Things are eerily quiet at the Bella Center early this morning here in Copenhagen on this, the last day of the COP15. All but 300 of the several thousand non-government organization participants have been barred from the conference site in the name of security as some 130 world leaders have replaced them. The exhibition halls are empty and all the attention has turned to the final hour negotiations going on behind closed doors. By 3 p.m. or so Copenhagen time, the world will know what, if anything, this two-week, two-headed beast of bureaucratic and activist interests has accomplished in the name of Mother Earth.
While his approval ratings may be slipping on the home front, make no mistake, President Barack Obama‘s star power and hope-inspiring charisma still runs deep for the international set. Crossing the Atlantic late night in Air Force One, our leader and chief arrived to the Bella Center early this morning with the world holding its collective breath. While any chance of a binding deal or a redoubled Copenhagen version of the Kyoto Protocol have been abandoned by even the most resolutely optimistic, many still think an Obama-influenced turn of diplomacy will deliver an agreement of some type. To that end, Obama has reportedly already had a face-to-face with Premier Wen Jiabao of China here today – their coming together representing a dialogue between the world’s two biggest polluting nations and the conference’s two biggest stumbling blocks. Unfortunately, the gap between these powerhouse sides is just one expression of the fundamental problem facing a Copenhagen compromise. That is to say, the vast chasm of differences between the world’s haves and have-nots must shrink at least a little bit today if anything worth celebrating is to be announced this afternoon.

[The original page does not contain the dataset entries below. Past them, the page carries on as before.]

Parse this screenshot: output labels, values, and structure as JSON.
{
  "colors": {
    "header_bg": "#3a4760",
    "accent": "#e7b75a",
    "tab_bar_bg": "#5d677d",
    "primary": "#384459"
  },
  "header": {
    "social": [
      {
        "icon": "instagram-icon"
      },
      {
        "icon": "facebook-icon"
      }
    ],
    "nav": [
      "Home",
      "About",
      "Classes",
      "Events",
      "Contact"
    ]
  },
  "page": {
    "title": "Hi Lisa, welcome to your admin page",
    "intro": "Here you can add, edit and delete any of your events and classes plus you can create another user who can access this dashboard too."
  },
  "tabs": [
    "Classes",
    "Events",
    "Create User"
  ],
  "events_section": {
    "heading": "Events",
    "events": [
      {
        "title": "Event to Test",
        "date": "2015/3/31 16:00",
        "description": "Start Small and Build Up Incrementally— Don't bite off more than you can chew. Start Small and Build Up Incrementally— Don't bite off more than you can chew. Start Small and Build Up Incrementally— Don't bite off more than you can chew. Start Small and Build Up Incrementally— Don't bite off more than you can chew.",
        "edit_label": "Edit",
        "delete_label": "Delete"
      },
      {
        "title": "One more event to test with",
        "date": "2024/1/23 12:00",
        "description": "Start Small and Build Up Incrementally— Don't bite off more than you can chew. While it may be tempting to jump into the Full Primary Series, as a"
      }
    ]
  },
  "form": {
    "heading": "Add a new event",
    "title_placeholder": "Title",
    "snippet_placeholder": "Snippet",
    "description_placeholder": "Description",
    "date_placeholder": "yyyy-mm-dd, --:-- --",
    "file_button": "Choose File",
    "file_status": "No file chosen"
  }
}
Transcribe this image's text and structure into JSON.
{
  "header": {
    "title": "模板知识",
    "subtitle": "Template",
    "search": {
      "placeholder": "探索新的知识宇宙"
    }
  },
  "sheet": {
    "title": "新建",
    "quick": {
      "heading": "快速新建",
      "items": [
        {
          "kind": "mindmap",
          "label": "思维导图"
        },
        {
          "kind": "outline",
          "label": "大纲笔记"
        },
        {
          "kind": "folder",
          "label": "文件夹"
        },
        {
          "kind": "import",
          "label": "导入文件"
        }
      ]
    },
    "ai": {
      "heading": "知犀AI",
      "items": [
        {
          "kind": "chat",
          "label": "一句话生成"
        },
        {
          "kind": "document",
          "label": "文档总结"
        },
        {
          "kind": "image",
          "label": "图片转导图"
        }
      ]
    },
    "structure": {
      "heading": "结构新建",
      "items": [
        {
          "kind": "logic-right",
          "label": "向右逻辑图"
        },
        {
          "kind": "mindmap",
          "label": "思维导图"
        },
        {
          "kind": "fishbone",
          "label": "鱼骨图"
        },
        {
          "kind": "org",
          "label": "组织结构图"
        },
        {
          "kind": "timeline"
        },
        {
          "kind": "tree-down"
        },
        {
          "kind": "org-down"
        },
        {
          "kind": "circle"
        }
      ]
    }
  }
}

Operation Copenhagen is hunkered down in the bowels of the Bella, waiting for the main meeting hall to open and news – be it good, bad, or just plain ugly – to break. Check back at independent.com/climate later today for the latest from the front lines of history … or failure.